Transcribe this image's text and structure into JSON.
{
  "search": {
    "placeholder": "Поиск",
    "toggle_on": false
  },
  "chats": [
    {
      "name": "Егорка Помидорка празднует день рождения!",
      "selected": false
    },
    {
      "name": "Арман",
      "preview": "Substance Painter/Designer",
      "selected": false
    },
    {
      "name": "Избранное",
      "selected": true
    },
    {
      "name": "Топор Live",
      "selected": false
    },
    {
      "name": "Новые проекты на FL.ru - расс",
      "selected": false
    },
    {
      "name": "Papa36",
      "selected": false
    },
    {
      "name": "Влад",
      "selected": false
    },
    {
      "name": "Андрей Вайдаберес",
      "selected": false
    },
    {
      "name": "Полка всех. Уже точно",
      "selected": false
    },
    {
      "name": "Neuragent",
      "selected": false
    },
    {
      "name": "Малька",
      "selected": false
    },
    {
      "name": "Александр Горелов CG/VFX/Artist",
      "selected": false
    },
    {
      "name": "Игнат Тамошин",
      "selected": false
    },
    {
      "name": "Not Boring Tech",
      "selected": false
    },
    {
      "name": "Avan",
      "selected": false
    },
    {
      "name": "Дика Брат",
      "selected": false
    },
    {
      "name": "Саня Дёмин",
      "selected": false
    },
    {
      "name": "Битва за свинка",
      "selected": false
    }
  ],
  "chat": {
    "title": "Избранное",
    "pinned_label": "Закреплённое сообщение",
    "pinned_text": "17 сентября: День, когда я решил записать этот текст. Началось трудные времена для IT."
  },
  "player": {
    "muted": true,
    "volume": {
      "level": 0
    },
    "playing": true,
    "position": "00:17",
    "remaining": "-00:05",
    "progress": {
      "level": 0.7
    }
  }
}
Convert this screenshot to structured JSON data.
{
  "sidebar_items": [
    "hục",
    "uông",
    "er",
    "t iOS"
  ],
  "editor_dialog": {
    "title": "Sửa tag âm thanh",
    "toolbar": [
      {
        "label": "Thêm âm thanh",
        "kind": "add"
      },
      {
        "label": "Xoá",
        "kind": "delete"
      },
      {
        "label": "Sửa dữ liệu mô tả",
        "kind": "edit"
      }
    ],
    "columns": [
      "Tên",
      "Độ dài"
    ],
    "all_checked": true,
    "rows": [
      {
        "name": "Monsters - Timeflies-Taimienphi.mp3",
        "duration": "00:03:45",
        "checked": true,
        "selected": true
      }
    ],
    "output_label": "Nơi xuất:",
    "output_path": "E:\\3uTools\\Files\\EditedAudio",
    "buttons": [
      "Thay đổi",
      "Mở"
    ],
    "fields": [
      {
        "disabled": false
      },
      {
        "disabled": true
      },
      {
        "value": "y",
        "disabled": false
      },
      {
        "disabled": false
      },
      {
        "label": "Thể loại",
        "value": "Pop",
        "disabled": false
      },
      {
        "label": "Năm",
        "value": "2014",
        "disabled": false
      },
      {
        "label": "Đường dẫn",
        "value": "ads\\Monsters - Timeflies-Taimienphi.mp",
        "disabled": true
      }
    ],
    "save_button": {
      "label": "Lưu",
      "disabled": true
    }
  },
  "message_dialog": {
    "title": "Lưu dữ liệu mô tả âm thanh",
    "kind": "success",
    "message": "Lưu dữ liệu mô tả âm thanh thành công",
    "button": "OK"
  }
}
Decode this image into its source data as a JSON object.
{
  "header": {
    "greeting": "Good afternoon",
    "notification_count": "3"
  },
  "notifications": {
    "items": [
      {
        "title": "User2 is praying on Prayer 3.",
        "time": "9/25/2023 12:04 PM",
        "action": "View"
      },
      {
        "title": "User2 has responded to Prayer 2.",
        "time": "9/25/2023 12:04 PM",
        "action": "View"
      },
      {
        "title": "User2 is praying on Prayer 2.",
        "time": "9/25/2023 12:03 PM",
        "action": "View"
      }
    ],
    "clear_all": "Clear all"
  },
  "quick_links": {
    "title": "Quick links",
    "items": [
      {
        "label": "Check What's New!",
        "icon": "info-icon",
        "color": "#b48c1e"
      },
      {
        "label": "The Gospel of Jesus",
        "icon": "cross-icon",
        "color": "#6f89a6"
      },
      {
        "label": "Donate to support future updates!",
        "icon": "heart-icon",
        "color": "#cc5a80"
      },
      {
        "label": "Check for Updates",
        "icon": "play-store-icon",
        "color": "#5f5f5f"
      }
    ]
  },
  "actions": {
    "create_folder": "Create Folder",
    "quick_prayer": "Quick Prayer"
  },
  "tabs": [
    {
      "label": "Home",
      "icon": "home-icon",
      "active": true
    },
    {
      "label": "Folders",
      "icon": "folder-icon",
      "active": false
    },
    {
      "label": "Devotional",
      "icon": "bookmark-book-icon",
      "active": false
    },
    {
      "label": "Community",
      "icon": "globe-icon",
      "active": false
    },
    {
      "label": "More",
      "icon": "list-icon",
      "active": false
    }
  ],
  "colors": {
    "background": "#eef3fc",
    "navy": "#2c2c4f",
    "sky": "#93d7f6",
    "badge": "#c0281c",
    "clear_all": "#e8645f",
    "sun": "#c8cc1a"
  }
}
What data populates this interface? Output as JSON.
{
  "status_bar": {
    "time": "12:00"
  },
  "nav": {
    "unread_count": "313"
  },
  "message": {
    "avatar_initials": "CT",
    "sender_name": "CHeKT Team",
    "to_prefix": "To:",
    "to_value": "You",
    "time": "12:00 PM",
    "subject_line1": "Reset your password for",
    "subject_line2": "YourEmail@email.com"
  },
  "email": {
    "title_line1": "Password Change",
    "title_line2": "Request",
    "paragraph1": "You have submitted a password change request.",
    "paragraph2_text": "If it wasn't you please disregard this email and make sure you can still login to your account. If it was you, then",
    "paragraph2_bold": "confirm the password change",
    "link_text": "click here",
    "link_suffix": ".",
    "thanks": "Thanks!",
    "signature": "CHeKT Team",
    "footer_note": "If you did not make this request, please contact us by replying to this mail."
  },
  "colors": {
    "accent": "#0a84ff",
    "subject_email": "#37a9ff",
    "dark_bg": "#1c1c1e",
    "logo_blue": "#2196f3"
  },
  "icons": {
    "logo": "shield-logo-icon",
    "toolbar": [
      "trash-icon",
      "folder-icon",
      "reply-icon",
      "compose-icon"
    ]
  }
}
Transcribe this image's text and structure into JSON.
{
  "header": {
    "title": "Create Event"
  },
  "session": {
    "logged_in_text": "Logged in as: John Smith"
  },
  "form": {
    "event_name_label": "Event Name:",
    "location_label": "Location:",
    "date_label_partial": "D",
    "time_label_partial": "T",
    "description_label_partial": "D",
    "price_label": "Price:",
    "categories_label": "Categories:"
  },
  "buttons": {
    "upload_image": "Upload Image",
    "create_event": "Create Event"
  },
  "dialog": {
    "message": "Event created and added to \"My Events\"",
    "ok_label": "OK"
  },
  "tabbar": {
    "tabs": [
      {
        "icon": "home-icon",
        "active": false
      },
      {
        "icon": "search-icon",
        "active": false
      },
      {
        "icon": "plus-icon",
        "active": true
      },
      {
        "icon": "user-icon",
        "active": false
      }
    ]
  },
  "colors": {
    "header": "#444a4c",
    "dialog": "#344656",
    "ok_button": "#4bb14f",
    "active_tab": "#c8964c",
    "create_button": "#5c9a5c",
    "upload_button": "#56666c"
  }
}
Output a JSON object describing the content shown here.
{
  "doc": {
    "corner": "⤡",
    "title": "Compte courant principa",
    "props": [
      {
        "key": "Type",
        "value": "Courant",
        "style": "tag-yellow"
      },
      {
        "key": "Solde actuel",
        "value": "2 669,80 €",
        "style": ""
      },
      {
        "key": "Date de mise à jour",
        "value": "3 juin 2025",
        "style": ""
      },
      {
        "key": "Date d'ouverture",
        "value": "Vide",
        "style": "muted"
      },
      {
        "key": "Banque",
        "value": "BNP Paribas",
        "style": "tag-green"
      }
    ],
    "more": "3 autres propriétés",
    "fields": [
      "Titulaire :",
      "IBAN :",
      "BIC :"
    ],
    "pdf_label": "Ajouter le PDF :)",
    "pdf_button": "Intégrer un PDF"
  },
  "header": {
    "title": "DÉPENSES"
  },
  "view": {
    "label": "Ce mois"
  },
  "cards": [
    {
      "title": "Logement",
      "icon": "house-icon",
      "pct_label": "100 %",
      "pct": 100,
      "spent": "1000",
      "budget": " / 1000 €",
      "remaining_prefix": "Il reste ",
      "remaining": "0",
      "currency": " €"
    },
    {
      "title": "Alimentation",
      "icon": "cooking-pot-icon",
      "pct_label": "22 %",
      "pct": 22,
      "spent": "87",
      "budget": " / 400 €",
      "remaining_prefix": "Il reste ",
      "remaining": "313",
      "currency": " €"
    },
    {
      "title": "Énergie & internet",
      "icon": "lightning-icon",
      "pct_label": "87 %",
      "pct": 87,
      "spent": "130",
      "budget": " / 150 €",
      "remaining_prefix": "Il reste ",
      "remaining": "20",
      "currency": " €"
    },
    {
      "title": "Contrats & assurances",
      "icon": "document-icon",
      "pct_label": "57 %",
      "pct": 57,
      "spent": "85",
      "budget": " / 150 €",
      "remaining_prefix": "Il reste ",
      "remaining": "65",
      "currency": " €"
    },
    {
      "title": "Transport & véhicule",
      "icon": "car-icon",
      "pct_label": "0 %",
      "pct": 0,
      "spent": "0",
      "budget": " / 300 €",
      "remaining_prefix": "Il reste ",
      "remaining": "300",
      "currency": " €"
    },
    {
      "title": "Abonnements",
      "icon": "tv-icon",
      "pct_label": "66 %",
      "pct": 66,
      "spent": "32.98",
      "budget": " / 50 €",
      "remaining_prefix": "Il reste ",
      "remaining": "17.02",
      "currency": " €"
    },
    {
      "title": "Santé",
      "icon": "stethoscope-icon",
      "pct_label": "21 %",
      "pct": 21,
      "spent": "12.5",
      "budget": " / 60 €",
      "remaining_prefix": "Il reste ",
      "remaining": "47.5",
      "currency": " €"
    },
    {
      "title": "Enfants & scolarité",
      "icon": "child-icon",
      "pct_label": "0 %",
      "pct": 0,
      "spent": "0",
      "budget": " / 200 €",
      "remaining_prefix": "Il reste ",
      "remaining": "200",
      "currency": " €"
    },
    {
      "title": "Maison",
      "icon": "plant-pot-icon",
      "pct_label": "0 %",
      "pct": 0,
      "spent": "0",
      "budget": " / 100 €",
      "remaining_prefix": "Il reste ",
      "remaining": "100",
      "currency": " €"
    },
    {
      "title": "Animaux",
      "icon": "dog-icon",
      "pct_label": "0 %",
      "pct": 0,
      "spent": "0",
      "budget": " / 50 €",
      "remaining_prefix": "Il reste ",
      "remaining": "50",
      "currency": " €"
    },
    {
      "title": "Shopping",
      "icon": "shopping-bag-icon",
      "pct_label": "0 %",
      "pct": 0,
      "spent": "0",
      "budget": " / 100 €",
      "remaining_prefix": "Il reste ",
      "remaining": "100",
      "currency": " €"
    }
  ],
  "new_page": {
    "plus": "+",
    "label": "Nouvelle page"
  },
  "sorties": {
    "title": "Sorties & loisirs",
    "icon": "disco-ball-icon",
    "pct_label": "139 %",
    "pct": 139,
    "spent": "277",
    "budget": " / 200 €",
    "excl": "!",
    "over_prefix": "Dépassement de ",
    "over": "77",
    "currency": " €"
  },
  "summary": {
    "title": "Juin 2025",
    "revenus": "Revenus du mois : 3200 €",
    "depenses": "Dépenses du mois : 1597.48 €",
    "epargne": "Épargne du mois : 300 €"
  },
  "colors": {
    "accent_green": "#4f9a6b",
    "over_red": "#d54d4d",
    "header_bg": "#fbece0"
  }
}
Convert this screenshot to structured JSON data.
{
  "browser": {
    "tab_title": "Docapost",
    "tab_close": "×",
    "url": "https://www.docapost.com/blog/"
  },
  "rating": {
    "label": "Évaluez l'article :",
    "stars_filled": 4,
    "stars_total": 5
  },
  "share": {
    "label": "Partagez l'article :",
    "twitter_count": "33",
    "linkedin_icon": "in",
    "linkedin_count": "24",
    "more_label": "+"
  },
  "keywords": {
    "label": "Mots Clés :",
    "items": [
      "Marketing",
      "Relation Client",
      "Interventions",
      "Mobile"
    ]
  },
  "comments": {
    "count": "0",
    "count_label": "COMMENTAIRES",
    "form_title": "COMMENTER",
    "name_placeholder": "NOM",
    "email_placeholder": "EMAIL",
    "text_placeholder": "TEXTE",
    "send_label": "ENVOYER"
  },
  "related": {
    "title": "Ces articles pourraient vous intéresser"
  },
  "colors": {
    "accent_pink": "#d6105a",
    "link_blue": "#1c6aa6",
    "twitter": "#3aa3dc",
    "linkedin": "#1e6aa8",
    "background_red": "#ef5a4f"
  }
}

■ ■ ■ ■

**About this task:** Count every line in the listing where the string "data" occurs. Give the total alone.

**Answer section:** 4